a secondary hollow reamer of smaller diameter within the hollow of said head and projecting axially from said enlargement having spaced depressions about its periphery, an axial depression within said secondary reamer terminatingy at its lower outer edges in a plurality of spaced arcuate cutting edges, anda central axially disposed cutter portion within and projecting axially from and of smaller diameter than said sub-reamer.

2. A drill bit of the type described having an axial fluid passageway therethrough, comprising an outer reaming portion having a plurality of spaced arcuate reaming edges formed by a depression therein, a secondary reaming portion within and projecting from the depression in said outer reamer portion, said secondary reaming portion having a depression therein and a plurality of spaced arcuate reaming edges, and a central cutter portion within and projecting from the depression in said secondary reaming portion.

3. A drill bit substantially as set forth in claim 2 wherein all of the cutting edges o! said reaming and central portions are so formed as to break the cuttings therefrom inwardly.

4. A drill bit substantially as set forth in claim 2 wherein the space lbetween each pair of arcuate cutting edges is upwardly arched and beveled to form additional cutting edges.

5. A drin bit of the type described for percussion rock drilling, comprising a substantially cylindrical shank portion, and an integral enlarged head, the lower outer portion of which terminates in a plurality of projecting arcuate reaming members and having a socket axially within said lower -head portion, la secondary smaller reaming member removably applied to said socket, the lower outer portion of which terminates in a plurality of circumferentially spaced arcuate reaming edges projecting beyond a plane with said first mentioned reaming edges, said secondary member also having a socket axially ofand extending inwardly from` the lower outer portion thereof, and a third cutting member removably applied to thev socket in said secondary member and extending beyond a .plane with the arcuate reaming edges thereof, said sockets and removable members each extending but a portion of the length ofthe members in which they are formed to insure as sturdy and durable a separable bit as possible.

6. A drill bit for percussion rock drilling comprising a head portion consisting of a plurality of substantially similarly shaped reamers, progressively graduated in size, each consisting of a substantially cylindrical body, flattened at spaced intervals about its sides and having an axial depression in the face and extending to the periphery thereof said depression having an axis coincident with the bit axis and forming the lower outer end into a plurality of spaced arcuate reaming cutting edges lying in the same circle, the largest of said reamers being removably attachable to the lower end of a string of drill rod and each of said smaller reamers extending from the depression in the next larger reamer.

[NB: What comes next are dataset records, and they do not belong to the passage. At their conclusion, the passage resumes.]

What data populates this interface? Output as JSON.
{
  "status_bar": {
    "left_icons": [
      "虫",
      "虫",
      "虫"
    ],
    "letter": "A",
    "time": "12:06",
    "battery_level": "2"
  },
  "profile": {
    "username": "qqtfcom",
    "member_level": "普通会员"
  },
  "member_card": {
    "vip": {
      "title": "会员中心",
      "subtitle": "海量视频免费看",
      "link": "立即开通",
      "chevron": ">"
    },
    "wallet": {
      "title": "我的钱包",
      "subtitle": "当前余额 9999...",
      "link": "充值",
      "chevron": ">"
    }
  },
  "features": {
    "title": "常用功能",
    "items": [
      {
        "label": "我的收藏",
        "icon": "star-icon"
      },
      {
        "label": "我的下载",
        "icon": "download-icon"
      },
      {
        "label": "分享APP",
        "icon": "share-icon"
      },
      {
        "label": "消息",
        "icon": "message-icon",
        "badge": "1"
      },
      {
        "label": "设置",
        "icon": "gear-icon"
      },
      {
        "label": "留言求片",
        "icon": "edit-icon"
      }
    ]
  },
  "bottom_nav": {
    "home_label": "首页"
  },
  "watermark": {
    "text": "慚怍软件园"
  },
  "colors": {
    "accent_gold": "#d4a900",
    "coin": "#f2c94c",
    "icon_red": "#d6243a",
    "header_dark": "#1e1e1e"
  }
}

7. A drill bit substantially as set forth in claim 6, characterized by the spaces intermediate of each adjacent pair of arcuate cutting edges beiig cut-away arcuately on an axis transverse the MARTIN HOKANSON.

Referenced by
Citing PatentFiling datePublication dateApplicantTitle
US2532783 *Sep 30, 1946Dec 5, 1950Orville PhippsSelf-piloted rotary drill bit
US2592440 *Jun 26, 1946Apr 8, 1952Thompson Products LtdRock drilling tool
US2648524 *Nov 21, 1947Aug 11, 1953Joseph DionisottiMining trepan
US2767958 *Sep 2, 1954Oct 23, 1956Paul W La BineRock drill bit
US2879037 *Jun 10, 1955Mar 24, 1959Wolfram Norman ERock drill bit
US4100979 *Dec 17, 1976Jul 18, 1978Paul SchmidtPneumatic percussion boring device
US4324300 *Jun 30, 1980Apr 13, 1982Logan Jr Clifford KRotary drill bit
US4386669 *Dec 8, 1980Jun 7, 1983Evans Robert FDrill bit with yielding support and force applying structure for abrasion cutting elements
US4574895 *Dec 29, 1983Mar 11, 1986Hughes Tool Company - UsaSolid head bit with tungsten carbide central core
US7673706Mar 30, 2006Mar 9, 2010Sandvik Intellectual Property AbDown-the-hole hammer with pilot and method of enlarging a hole
US20070227777 *Mar 30, 2006Oct 4, 2007Sandvik Intellectual Property AbDown-the-hole hammer with pilot and method of enlarging a hole
U.S. Classification175/390, 175/412, 175/417
International ClassificationE21B10/36, E21B10/40
Cooperative ClassificationE21B10/40
European ClassificationE21B10/40